What happened here? It's too much for describing what an IDE is in general. Galzigler (talk) 18:57, 21 November 2012 (UTC)

This happened: [1] (ip edit). I reverted it since it looks not like an improvement at all and doesn't have any change note at all. --JonnyJD (talk) 21:25, 21 November 2012 (UTC)

Integrated vs. Interactive[edit]

Why does the article start with "integrated or interactive"? The remainder of the article doesn't mention "interactive" at all. Should we drop this term? Are there any arguments in favour of or against the term "interactive"? It looks like this article is about the Integrated and not about the Interactive Development Environment. — Preceding unsigned comment added by Xtalkprogrammer (talkcontribs) 23:10, 15 July 2013 (UTC)
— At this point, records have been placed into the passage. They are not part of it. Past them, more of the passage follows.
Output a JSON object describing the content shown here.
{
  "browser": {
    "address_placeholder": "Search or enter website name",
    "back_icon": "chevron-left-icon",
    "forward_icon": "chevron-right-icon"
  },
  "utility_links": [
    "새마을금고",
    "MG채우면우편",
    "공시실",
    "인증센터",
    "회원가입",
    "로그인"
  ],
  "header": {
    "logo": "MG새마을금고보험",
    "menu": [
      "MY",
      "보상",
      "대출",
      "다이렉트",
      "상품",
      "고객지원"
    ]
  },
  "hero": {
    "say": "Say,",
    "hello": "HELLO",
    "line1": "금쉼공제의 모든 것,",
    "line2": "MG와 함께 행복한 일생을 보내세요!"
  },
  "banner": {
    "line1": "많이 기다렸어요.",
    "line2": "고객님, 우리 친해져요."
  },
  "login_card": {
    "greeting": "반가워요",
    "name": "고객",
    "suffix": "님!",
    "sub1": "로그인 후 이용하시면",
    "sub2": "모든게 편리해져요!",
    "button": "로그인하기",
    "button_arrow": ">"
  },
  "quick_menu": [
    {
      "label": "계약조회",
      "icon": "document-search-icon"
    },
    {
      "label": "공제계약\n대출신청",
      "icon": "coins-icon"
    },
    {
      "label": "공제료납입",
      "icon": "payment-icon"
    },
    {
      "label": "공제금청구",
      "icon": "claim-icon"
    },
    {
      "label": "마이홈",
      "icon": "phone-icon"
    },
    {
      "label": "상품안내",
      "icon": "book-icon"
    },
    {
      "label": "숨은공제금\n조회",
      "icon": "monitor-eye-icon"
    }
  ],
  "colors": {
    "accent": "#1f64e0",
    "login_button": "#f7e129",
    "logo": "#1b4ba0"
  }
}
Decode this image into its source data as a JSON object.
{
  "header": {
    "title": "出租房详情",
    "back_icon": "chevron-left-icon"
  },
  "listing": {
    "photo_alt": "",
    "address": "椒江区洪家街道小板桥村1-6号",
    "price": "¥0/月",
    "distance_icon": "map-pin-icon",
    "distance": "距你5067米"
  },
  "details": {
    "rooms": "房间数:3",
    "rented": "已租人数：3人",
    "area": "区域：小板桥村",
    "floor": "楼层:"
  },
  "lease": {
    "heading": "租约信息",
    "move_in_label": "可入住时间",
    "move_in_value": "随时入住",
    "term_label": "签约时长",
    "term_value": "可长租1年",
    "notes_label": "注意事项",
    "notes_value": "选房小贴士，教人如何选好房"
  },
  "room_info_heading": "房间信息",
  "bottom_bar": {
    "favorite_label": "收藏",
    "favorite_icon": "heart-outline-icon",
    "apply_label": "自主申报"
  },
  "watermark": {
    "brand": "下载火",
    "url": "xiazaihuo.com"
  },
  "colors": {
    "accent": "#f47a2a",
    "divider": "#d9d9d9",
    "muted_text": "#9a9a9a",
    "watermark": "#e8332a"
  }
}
I don't think that the "Gosling quotation" adds anything to the History section. The quotation doesn't provide additional information about the history of IDE's. The quotation doesn't even refer to any IDE and is in no way related to the preceding statement about creativity. The quotation should be deleted from the article. Xtalkprogrammer (talk) 22:37, 18 March 2014 (UTC)

Agree. I thought it was awkward and out of the place the first time I saw it. I vote to remove unless some manner of context can be added. — Frεcklεfσσt | Talk 14:10, 19 March 2014 (UTC)
I have removed the quotation today. --Xtalkprogrammer (talk) 11:49, 13 May 2014 (UTC)

Dead link[edit]

At location ref #5 (, the link behind ""Use Emacs with Microsoft Visual C++ ... use Emacs as an IDE"" is dead.

Should it be ?

Cnemuodc (talk) 22:51, 11 November 2015 (UTC)

Popular vs Prevalent[edit]

In the section on History, the phrase graphical IDEs prevalent in 2015 has been replaced with graphical IDEs popular as of 2015. I don't think "popular" is the correct word here. Integrated Development Environments are currently dominating the word of software development. If you want to develop for mainstream platforms like Android, iPhone, Windows, OSX and Linux, you're more or less forced to use an IDE at some stage of the development process. Perhaps you could use a text editor and a separate compiler for some time, but when you try to submit your app to a market place or if you want to distribute your code in a way that is easily accessible to other developers, you're almost forced to use an IDE. Therefore, I'd say IDE's are dominant, or prevalent if you want, rather than popular. Whether or not IDE's are popular simply isn't the issue here. --Xtalkprogrammer (talk) 22:22, 22 January 2016 (UTC)